— EXERCISE —
Which lines of the records below contain the string "Introduce"? Report each of them.

[Website and app data records]
BEGIN

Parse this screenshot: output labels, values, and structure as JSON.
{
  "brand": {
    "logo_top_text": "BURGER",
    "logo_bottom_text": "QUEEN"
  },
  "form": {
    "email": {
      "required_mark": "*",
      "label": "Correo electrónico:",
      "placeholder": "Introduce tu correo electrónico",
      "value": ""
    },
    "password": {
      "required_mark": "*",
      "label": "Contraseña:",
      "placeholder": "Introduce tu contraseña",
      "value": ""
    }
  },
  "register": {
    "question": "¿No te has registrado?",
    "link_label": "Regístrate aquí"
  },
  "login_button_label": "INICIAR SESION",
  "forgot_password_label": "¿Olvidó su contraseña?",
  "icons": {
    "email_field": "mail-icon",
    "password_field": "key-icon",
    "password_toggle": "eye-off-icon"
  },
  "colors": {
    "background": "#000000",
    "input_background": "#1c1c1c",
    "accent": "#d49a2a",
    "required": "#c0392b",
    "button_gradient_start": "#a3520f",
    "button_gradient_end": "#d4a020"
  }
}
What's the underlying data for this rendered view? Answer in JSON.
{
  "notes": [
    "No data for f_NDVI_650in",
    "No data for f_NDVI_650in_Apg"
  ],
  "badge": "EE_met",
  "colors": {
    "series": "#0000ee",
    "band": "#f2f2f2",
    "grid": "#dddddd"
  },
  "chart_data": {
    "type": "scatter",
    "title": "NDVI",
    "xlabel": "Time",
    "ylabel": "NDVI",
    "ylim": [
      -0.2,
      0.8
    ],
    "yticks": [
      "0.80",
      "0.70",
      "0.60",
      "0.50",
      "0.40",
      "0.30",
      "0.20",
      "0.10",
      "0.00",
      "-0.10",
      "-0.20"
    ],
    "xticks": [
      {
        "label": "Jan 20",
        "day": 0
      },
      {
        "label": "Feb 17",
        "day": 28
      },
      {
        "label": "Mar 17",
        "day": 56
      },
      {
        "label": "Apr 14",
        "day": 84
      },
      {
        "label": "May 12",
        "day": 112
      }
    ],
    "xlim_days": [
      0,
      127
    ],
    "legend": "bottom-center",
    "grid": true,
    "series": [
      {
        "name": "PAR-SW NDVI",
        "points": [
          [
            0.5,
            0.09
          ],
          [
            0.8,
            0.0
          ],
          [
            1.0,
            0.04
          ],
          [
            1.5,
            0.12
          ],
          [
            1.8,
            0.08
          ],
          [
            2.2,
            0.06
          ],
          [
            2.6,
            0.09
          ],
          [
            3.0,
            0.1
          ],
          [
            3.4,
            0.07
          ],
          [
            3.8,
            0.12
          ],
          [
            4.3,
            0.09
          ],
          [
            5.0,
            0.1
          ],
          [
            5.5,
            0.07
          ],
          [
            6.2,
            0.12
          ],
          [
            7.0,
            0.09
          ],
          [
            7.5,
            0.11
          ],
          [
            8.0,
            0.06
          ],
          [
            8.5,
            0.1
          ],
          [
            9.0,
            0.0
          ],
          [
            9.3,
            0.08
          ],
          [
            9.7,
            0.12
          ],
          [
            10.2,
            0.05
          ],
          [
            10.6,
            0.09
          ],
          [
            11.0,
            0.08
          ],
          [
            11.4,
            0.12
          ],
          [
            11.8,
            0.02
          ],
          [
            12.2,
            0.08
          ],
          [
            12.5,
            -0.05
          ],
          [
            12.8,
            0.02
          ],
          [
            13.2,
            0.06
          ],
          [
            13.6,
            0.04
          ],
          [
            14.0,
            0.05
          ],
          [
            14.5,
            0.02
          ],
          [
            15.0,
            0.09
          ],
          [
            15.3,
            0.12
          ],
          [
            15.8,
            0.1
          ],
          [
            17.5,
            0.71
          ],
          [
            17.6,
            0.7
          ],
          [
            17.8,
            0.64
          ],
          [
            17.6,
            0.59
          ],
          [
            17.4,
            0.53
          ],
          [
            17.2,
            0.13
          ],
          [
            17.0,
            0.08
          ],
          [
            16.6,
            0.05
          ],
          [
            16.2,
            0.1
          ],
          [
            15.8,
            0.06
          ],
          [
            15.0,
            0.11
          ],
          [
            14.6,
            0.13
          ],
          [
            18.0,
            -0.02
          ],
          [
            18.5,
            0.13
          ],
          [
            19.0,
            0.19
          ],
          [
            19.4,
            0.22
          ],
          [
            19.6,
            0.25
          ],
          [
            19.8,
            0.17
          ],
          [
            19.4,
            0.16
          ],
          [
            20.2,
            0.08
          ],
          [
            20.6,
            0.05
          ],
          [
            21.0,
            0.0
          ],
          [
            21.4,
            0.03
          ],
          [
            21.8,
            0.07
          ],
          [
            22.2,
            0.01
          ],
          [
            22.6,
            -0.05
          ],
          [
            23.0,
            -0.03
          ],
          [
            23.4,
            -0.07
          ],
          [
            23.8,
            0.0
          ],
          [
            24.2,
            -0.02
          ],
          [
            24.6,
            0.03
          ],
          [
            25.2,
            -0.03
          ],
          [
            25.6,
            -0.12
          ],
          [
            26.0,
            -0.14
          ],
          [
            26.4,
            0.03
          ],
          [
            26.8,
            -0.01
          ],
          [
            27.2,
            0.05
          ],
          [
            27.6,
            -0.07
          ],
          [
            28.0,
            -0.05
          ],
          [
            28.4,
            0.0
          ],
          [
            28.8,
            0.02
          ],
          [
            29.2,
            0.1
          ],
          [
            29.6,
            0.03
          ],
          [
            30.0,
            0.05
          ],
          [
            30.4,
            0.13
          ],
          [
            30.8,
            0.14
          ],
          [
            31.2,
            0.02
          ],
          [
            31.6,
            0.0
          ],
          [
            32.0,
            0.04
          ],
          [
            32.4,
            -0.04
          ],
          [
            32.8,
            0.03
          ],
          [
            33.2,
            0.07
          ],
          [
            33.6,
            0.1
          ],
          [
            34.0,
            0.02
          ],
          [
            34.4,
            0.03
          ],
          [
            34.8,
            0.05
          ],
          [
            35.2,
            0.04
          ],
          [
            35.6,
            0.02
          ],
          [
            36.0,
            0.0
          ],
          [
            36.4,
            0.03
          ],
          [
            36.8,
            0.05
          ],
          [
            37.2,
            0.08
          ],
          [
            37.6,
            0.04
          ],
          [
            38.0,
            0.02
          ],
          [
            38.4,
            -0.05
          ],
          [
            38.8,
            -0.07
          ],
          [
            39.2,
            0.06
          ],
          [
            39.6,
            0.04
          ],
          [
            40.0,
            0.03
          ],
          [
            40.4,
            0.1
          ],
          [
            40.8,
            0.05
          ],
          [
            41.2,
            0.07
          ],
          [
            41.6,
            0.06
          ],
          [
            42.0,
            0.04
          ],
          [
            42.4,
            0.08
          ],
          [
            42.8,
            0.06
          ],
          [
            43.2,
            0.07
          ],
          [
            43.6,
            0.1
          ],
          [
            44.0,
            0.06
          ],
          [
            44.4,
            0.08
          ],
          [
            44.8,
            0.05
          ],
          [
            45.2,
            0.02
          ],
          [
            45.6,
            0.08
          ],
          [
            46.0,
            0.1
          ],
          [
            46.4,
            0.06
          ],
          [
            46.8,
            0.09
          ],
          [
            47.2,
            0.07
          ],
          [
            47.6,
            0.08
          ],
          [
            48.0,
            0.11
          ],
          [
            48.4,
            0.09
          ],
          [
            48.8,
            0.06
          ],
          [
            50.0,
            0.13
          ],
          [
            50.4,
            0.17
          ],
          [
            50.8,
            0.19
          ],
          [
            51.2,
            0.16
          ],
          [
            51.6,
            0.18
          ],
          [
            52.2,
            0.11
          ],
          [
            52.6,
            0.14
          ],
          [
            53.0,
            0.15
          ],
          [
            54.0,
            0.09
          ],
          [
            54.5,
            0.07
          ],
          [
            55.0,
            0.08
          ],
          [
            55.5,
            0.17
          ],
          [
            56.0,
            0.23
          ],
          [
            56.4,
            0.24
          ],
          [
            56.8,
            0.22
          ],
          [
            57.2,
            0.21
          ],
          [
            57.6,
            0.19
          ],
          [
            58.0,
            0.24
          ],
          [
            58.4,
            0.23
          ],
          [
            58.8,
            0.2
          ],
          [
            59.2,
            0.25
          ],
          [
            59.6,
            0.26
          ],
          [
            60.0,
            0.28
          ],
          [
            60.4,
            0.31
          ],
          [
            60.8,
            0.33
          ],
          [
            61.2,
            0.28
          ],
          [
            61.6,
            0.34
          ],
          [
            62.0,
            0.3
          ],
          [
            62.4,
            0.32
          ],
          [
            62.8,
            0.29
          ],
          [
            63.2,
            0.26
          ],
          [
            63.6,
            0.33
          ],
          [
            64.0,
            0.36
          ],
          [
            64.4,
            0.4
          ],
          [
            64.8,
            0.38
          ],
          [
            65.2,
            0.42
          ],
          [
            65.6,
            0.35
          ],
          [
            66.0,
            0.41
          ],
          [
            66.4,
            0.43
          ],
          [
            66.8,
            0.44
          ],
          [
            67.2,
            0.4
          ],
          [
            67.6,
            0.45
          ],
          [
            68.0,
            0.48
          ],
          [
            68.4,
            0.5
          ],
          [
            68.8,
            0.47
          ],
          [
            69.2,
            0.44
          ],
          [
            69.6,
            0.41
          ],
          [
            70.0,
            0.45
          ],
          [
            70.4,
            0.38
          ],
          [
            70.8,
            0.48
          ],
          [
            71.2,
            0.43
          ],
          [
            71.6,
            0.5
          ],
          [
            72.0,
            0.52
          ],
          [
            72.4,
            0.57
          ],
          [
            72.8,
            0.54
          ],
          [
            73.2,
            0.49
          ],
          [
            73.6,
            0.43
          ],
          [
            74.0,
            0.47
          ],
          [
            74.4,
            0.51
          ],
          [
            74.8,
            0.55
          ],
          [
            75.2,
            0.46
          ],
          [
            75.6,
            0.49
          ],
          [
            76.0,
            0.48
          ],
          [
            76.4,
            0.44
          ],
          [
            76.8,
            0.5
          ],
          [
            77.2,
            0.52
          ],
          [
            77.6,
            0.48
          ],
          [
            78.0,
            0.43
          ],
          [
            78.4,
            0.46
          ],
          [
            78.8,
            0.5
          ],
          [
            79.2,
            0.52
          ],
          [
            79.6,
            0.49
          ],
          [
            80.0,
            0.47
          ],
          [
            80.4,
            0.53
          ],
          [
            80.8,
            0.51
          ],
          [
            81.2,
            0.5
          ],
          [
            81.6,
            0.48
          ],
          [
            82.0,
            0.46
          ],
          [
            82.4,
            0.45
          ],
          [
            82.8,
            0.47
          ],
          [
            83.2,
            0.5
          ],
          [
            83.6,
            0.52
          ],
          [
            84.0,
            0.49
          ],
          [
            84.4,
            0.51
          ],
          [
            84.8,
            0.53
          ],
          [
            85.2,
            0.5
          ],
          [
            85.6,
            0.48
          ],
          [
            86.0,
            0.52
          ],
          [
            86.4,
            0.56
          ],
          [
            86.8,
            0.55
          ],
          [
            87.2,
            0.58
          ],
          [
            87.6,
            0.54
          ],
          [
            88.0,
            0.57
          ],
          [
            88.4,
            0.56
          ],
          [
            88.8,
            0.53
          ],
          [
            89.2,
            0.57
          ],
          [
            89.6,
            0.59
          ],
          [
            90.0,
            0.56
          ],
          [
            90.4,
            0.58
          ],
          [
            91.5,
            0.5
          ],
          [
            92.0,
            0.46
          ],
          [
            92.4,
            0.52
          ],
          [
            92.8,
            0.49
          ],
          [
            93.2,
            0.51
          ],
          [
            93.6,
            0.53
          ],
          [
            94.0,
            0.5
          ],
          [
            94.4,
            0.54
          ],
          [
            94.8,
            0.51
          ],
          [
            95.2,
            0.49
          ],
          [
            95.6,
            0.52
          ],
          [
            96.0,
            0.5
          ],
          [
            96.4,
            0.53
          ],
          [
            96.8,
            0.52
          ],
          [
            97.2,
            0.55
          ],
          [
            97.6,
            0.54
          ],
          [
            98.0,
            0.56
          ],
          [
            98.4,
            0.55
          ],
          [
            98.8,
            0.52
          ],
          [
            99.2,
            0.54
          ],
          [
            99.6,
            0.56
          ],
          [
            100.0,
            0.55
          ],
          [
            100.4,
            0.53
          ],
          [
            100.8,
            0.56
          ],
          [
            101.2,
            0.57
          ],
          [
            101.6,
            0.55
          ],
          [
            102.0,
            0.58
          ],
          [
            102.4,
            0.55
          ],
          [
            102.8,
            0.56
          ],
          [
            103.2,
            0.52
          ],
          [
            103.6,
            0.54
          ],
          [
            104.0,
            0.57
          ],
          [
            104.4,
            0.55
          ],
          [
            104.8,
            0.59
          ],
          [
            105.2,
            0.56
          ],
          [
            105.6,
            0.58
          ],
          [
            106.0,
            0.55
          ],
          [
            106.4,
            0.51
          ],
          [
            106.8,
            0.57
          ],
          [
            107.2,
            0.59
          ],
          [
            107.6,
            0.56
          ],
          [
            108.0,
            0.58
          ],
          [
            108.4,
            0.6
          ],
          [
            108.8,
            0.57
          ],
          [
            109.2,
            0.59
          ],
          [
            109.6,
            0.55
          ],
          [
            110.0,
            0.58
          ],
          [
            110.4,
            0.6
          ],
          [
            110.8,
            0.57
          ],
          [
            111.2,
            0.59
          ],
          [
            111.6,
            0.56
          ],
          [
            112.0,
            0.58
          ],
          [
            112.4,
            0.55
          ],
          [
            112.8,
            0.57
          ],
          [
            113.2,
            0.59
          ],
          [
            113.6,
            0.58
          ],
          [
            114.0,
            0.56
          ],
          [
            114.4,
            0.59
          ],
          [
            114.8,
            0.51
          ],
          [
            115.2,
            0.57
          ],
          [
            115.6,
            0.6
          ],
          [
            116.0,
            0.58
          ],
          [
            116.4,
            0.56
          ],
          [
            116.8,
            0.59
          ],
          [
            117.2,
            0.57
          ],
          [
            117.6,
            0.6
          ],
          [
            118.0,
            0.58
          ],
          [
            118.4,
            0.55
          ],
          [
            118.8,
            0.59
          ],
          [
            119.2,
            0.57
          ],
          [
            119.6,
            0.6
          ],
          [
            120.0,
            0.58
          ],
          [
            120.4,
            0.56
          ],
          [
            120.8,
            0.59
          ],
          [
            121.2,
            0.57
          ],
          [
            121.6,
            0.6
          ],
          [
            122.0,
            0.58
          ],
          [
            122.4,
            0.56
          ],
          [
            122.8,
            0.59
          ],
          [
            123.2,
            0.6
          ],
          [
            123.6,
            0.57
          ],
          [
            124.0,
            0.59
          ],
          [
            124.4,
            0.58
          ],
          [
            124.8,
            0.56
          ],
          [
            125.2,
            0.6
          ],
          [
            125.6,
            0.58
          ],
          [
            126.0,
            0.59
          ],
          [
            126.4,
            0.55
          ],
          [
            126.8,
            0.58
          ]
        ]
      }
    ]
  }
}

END

— OUTPUT FOR THIS TASK —
      "placeholder": "Introduce tu correo electrónico",
      "placeholder": "Introduce tu contraseña",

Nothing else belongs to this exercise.